In primary total hip replacement, there is a clear relation between MAP and intraoperative blood loss. The results of four randomized studies 2,3,5,6 performed in the 1990s using epidural or spinal anesthesia clearly show that intraoperative blood loss is related to MAP with most of the benefits occurring when pressures are reduced within the normotensive range (MAP, 90–100 mmHg). Reduction in MAP below 60 mmHg produces less-dramatic benefits.
The authors also state that “a majority of surgical bleeding is venous bleeding.” This may be true for some procedures, such as liver resection, but is not so for the majority of surgical procedures. We studied this in primary total hip replacement and found that central venous pressure had no relation to intraoperative bleeding (r2= 0.005). 3 Venous blood tends to be blue; arterial blood tends to be red. One merely has to look into most surgical wounds to realize that the majority of bleeding is arterial. I agree with Klowden et al.  4 that it is time for the anesthesia community to stop criticizing hypotensive anesthesia and start practicing the technique.
References
Spahn DR, Casutt M: Eliminating blood transfusions: What about hypotensive anesthesia? (letter). A nesthesiology 2001; 94: 543Spahn, DR Casutt, M
Williams-Russo P, Sharrock NE, Mattis S, Liguori GA, Mancuso C, Peterson MG, Hollenberg J, Ranawat C, Salvati E, Sculco T: Randomized trial of hypotensive epidural anesthesia in older adults. A nesthesiology 1999; 91: 926–35Williams-Russo, P Sharrock, NE Mattis, S Liguori, GA Mancuso, C Peterson, MG Hollenberg, J Ranawat, C Salvati, E Sculco, T
Sharrock NE, Mineo R, Urquhart B, Salvati EA: The effect of two levels of hypotension on intraoperative blood loss during total hip arthroplasty.

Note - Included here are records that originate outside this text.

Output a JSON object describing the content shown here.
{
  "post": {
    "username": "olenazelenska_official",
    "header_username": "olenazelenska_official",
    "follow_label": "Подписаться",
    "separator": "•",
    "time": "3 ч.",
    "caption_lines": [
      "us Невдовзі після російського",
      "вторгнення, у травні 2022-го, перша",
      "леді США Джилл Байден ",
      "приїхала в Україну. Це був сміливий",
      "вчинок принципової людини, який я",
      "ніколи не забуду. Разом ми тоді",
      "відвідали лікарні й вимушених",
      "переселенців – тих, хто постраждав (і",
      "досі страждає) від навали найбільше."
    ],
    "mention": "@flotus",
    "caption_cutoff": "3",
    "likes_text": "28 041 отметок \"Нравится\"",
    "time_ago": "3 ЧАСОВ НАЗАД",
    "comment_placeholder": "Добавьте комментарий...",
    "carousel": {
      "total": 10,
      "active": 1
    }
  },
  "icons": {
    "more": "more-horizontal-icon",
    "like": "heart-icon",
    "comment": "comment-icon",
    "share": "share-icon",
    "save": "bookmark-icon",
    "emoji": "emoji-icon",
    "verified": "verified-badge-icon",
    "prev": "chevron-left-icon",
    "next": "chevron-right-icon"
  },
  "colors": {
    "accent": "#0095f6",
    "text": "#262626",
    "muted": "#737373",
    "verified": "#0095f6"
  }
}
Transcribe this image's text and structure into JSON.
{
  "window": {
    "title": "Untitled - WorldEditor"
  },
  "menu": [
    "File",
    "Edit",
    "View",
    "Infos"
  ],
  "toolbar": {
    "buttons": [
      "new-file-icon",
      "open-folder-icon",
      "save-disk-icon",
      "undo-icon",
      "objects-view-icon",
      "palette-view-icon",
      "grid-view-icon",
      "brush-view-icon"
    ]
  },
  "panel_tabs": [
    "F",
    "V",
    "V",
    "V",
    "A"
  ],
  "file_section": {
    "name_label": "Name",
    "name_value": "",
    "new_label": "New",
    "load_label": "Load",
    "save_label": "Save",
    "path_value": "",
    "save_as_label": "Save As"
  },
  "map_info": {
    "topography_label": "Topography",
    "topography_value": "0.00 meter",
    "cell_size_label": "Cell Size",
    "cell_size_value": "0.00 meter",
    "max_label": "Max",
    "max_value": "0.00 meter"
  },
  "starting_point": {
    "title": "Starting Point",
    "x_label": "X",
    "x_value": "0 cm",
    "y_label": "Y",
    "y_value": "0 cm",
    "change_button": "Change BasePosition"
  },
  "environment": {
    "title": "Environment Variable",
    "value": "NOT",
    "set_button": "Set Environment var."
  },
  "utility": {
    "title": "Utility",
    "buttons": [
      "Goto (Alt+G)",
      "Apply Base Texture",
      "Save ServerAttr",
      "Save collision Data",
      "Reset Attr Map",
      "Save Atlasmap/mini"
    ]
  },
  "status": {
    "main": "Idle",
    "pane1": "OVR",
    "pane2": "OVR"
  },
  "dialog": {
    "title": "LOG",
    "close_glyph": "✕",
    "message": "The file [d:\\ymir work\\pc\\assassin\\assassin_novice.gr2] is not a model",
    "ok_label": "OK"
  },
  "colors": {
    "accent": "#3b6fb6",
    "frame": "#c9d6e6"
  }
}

Anesth Analg 1993; 76: 580–4Sharrock, NE Mineo, R Urquhart, B Salvati, EA
Klowden AJ, Salem MR, Crystal GJ: Eliminating blood transfusions: What about hypotensive anesthesia? (letter). A nesthesiology 2001; 94: 542Klowden, AJ Salem, MR Crystal, GJ
Niemi TT, Pitkanen M, Syrjala M, Rosenberg PH: Comparison of hypotensive epidural anaesthesia and spinal anaesthesia on blood loss and coagulation during and after total hip arthroplasty. Acta Anaesthesiol Scand 2000; 44: 457–64Niemi, TT Pitkanen, M Syrjala, M Rosenberg, PH
Winkler M, Akca O, Birkenberg B, Hetz H, Scheck T, Arkilic CF, Kabon B, Marker E, Grubl A, Czepan R, Greher M, Goll V, Gottsauner-Wolf F, Kurz A, Sessler DI: Aggressive warming reduces blood loss during hip arthroplasty. Anesth Analg 2000; 91: 978–84Winkler, M Akca, O Birkenberg, B Hetz, H Scheck, T Arkilic, CF Kabon, B Marker, E Grubl, A Czepan, R Greher, M Goll, V Gottsauner-Wolf, F Kurz, A Sessler, DI